Claudii Claudiani Carmina
Panegyricus Dictus Probino et Olybrio ConsulibusI
Sol, qui flammigeris mundum complexus habenis volvis inexhausto redeuntia saecula motu, sparge diem meliore coma crinemque repexi blandius elato surgant temone iugales efflantes roseum frenis spumantibus ignem. iam nova germanis vestigia torqueat annus consulibus, laetique petant exordia menses.
Scis genus Auchenium, nec te latuere potentes Anniadae; nam saepe soles ductoribus illis 10instaurare vias et cursibus addere nomen. his neque per dubium pendet Fortuna favorem nec novit mutare vices, sed fixus in omnes cognatos procedit honos. quemcumque require hac de stirpe virum: certum est de consule nasci.
The Poems of Claudian
Panegyric on the Consuls Probinus and Olybrius
Sun, that encirclest the world with reins of flame and rollest in ceaseless motion the revolving centuries, scatter thy light with kindlier beams and let thy coursers, their manes combed and they breathing forth a rosy flame from their foaming bits, climb the heavens more jocund in their loftier drawn chariot. Now let the year bend its new steps for the consul brothers and the glad months take their beginning.
Thou wottest of the Auchenian1 race nor are the powerful Anniadae unknown to thee, for thou oft hast started thy yearly journey with them as consuls and hast given their name to thy revolution. For them Fortune neither hangs on uncertain favour nor changes, but honours, firmly fixed, pass to all their kin. Select what man thou wilt from their family, ’tis certain he is a consul’s son. Their ancestors are
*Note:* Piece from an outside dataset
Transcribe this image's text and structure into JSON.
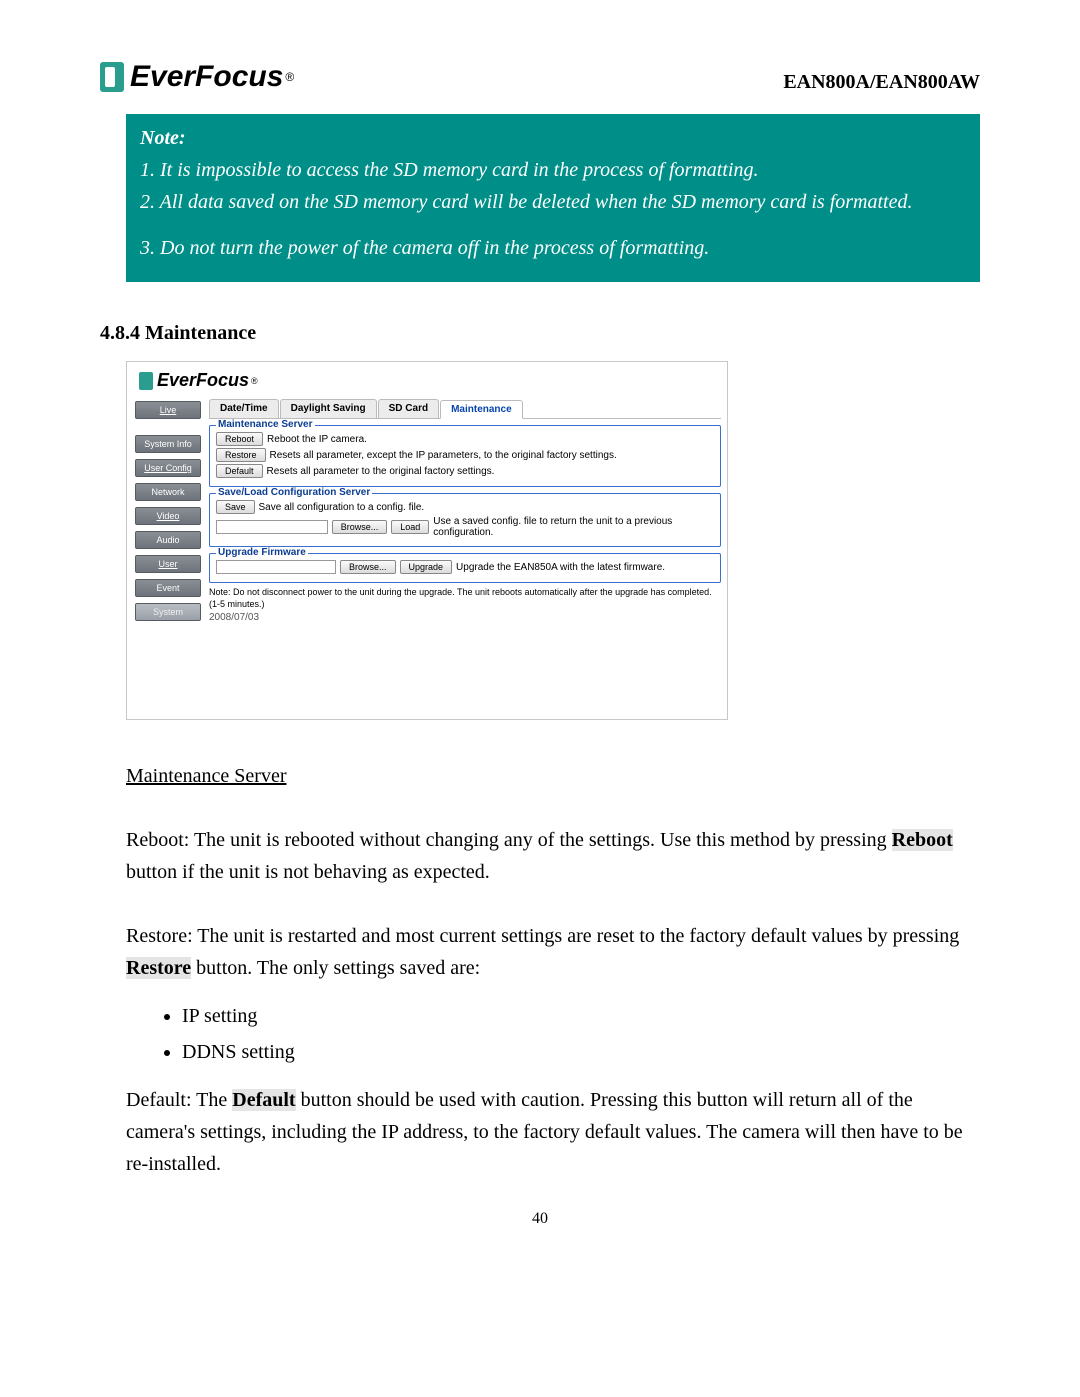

- 1Probinus and Olybrius, the consuls for 395 (they were brothers), both belonged to the Anician gens, of which Auchenius became an alternative gentile name, Anicius becoming, in these cases, the praenomen. Many members of this family had been, and were to be, consuls: e.g. Anicius Auchenius Bassus in a.d. 408. The Annian gens was related by intermarriage to the Anician: e.g. Annius Bassus (cos. 331) who married the daughter of Annius Anicius Iulianus (cos. 322).